*Material for this task*:
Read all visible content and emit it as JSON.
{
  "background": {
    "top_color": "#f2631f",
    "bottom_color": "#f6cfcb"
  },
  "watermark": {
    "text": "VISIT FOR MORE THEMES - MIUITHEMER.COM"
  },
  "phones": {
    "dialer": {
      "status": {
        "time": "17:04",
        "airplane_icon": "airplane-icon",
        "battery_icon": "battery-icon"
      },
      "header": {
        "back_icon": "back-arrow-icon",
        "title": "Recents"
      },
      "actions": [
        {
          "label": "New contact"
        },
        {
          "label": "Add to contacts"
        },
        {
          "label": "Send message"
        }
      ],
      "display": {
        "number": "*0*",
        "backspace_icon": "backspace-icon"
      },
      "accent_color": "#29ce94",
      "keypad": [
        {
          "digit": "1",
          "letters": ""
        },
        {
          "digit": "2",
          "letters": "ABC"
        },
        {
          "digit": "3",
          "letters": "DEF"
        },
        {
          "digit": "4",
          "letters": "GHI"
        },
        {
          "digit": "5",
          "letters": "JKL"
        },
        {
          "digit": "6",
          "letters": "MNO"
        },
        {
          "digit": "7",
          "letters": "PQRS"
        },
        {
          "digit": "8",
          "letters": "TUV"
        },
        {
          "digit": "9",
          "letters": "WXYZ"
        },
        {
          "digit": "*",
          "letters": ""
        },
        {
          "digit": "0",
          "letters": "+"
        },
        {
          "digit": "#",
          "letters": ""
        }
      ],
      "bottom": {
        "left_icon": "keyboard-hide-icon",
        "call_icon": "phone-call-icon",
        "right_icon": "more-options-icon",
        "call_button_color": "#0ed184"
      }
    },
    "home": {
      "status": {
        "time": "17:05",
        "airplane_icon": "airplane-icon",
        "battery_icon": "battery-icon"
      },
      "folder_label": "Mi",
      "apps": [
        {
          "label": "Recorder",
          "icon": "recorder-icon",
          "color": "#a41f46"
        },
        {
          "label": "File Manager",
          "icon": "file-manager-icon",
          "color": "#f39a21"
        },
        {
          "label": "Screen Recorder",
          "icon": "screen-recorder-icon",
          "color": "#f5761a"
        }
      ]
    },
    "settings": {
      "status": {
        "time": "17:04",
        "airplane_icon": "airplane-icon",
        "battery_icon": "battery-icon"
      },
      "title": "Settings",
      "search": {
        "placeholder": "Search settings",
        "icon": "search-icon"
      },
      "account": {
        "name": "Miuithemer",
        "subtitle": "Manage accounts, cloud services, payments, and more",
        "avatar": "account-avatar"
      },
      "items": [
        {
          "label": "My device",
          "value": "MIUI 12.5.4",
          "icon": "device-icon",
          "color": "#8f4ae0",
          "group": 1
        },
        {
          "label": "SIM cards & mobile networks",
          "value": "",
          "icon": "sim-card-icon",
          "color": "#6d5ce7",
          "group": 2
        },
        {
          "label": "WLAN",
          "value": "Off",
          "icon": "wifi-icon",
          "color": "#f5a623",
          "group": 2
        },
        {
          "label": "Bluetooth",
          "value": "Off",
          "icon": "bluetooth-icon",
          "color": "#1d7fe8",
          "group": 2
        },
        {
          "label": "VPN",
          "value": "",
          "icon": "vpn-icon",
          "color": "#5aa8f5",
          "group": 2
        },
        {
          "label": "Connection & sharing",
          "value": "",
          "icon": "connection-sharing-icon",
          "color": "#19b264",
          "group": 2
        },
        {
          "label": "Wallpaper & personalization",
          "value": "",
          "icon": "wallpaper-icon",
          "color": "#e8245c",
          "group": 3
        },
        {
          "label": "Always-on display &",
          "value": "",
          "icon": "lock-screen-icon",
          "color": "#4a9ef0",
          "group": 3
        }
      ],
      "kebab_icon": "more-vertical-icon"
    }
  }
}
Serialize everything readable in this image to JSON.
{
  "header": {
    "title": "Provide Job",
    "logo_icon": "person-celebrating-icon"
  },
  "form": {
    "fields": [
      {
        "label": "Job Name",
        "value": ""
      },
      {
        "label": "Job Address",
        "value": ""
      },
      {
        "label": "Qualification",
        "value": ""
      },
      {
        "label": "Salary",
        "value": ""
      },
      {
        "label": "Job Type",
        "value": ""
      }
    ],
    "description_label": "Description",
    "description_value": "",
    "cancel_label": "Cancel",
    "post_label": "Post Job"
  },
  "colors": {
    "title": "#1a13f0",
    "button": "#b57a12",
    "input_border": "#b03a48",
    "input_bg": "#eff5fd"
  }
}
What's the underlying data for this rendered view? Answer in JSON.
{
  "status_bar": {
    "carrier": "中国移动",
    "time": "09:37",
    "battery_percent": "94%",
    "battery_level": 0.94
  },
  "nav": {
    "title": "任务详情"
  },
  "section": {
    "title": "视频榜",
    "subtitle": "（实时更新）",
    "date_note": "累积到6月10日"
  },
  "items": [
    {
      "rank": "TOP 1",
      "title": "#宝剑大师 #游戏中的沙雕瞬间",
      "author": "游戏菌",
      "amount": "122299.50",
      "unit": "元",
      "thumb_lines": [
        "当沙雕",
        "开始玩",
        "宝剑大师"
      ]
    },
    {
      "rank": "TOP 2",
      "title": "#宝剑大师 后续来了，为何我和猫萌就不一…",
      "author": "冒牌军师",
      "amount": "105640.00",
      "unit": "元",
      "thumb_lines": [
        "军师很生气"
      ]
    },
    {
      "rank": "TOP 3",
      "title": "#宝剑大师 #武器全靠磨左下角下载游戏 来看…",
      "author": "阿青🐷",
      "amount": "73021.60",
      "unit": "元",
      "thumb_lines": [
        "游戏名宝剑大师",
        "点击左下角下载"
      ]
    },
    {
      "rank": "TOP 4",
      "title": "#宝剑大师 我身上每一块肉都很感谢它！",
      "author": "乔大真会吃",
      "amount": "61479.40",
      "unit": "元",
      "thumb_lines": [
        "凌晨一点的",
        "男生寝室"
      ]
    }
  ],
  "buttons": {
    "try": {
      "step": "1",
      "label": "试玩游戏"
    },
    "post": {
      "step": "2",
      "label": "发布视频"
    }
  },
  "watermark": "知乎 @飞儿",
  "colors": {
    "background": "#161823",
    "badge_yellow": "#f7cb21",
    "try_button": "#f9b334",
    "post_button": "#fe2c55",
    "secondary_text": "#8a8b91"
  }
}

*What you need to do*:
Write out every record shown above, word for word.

*Solution to this exercise*:
Read all visible content and emit it as JSON.
{
  "background": {
    "top_color": "#f2631f",
    "bottom_color": "#f6cfcb"
  },
  "watermark": {
    "text": "VISIT FOR MORE THEMES - MIUITHEMER.COM"
  },
  "phones": {
    "dialer": {
      "status": {
        "time": "17:04",
        "airplane_icon": "airplane-icon",
        "battery_icon": "battery-icon"
      },
      "header": {
        "back_icon": "back-arrow-icon",
        "title": "Recents"
      },
      "actions": [
        {
          "label": "New contact"
        },
        {
          "label": "Add to contacts"
        },
        {
          "label": "Send message"
        }
      ],
      "display": {
        "number": "*0*",
        "backspace_icon": "backspace-icon"
      },
      "accent_color": "#29ce94",
      "keypad": [
        {
          "digit": "1",
          "letters": ""
        },
        {
          "digit": "2",
          "letters": "ABC"
        },
        {
          "digit": "3",
          "letters": "DEF"
        },
        {
          "digit": "4",
          "letters": "GHI"
        },
        {
          "digit": "5",
          "letters": "JKL"
        },
        {
          "digit": "6",
          "letters": "MNO"
        },
        {
          "digit": "7",
          "letters": "PQRS"
        },
        {
          "digit": "8",
          "letters": "TUV"
        },
        {
          "digit": "9",
          "letters": "WXYZ"
        },
        {
          "digit": "*",
          "letters": ""
        },
        {
          "digit": "0",
          "letters": "+"
        },
        {
          "digit": "#",
          "letters": ""
        }
      ],
      "bottom": {
        "left_icon": "keyboard-hide-icon",
        "call_icon": "phone-call-icon",
        "right_icon": "more-options-icon",
        "call_button_color": "#0ed184"
      }
    },
    "home": {
      "status": {
        "time": "17:05",
        "airplane_icon": "airplane-icon",
        "battery_icon": "battery-icon"
      },
      "folder_label": "Mi",
      "apps": [
        {
          "label": "Recorder",
          "icon": "recorder-icon",
          "color": "#a41f46"
        },
        {
          "label": "File Manager",
          "icon": "file-manager-icon",
          "color": "#f39a21"
        },
        {
          "label": "Screen Recorder",
          "icon": "screen-recorder-icon",
          "color": "#f5761a"
        }
      ]
    },
    "settings": {
      "status": {
        "time": "17:04",
        "airplane_icon": "airplane-icon",
        "battery_icon": "battery-icon"
      },
      "title": "Settings",
      "search": {
        "placeholder": "Search settings",
        "icon": "search-icon"
      },
      "account": {
        "name": "Miuithemer",
        "subtitle": "Manage accounts, cloud services, payments, and more",
        "avatar": "account-avatar"
      },
      "items": [
        {
          "label": "My device",
          "value": "MIUI 12.5.4",
          "icon": "device-icon",
          "color": "#8f4ae0",
          "group": 1
        },
        {
          "label": "SIM cards & mobile networks",
          "value": "",
          "icon": "sim-card-icon",
          "color": "#6d5ce7",
          "group": 2
        },
        {
          "label": "WLAN",
          "value": "Off",
          "icon": "wifi-icon",
          "color": "#f5a623",
          "group": 2
        },
        {
          "label": "Bluetooth",
          "value": "Off",
          "icon": "bluetooth-icon",
          "color": "#1d7fe8",
          "group": 2
        },
        {
          "label": "VPN",
          "value": "",
          "icon": "vpn-icon",
          "color": "#5aa8f5",
          "group": 2
        },
        {
          "label": "Connection & sharing",
          "value": "",
          "icon": "connection-sharing-icon",
          "color": "#19b264",
          "group": 2
        },
        {
          "label": "Wallpaper & personalization",
          "value": "",
          "icon": "wallpaper-icon",
          "color": "#e8245c",
          "group": 3
        },
        {
          "label": "Always-on display &",
          "value": "",
          "icon": "lock-screen-icon",
          "color": "#4a9ef0",
          "group": 3
        }
      ],
      "kebab_icon": "more-vertical-icon"
    }
  }
}
Serialize everything readable in this image to JSON.
{
  "header": {
    "title": "Provide Job",
    "logo_icon": "person-celebrating-icon"
  },
  "form": {
    "fields": [
      {
        "label": "Job Name",
        "value": ""
      },
      {
        "label": "Job Address",
        "value": ""
      },
      {
        "label": "Qualification",
        "value": ""
      },
      {
        "label": "Salary",
        "value": ""
      },
      {
        "label": "Job Type",
        "value": ""
      }
    ],
    "description_label": "Description",
    "description_value": "",
    "cancel_label": "Cancel",
    "post_label": "Post Job"
  },
  "colors": {
    "title": "#1a13f0",
    "button": "#b57a12",
    "input_border": "#b03a48",
    "input_bg": "#eff5fd"
  }
}
What's the underlying data for this rendered view? Answer in JSON.
{
  "status_bar": {
    "carrier": "中国移动",
    "time": "09:37",
    "battery_percent": "94%",
    "battery_level": 0.94
  },
  "nav": {
    "title": "任务详情"
  },
  "section": {
    "title": "视频榜",
    "subtitle": "（实时更新）",
    "date_note": "累积到6月10日"
  },
  "items": [
    {
      "rank": "TOP 1",
      "title": "#宝剑大师 #游戏中的沙雕瞬间",
      "author": "游戏菌",
      "amount": "122299.50",
      "unit": "元",
      "thumb_lines": [
        "当沙雕",
        "开始玩",
        "宝剑大师"
      ]
    },
    {
      "rank": "TOP 2",
      "title": "#宝剑大师 后续来了，为何我和猫萌就不一…",
      "author": "冒牌军师",
      "amount": "105640.00",
      "unit": "元",
      "thumb_lines": [
        "军师很生气"
      ]
    },
    {
      "rank": "TOP 3",
      "title": "#宝剑大师 #武器全靠磨左下角下载游戏 来看…",
      "author": "阿青🐷",
      "amount": "73021.60",
      "unit": "元",
      "thumb_lines": [
        "游戏名宝剑大师",
        "点击左下角下载"
      ]
    },
    {
      "rank": "TOP 4",
      "title": "#宝剑大师 我身上每一块肉都很感谢它！",
      "author": "乔大真会吃",
      "amount": "61479.40",
      "unit": "元",
      "thumb_lines": [
        "凌晨一点的",
        "男生寝室"
      ]
    }
  ],
  "buttons": {
    "try": {
      "step": "1",
      "label": "试玩游戏"
    },
    "post": {
      "step": "2",
      "label": "发布视频"
    }
  },
  "watermark": "知乎 @飞儿",
  "colors": {
    "background": "#161823",
    "badge_yellow": "#f7cb21",
    "try_button": "#f9b334",
    "post_button": "#fe2c55",
    "secondary_text": "#8a8b91"
  }
}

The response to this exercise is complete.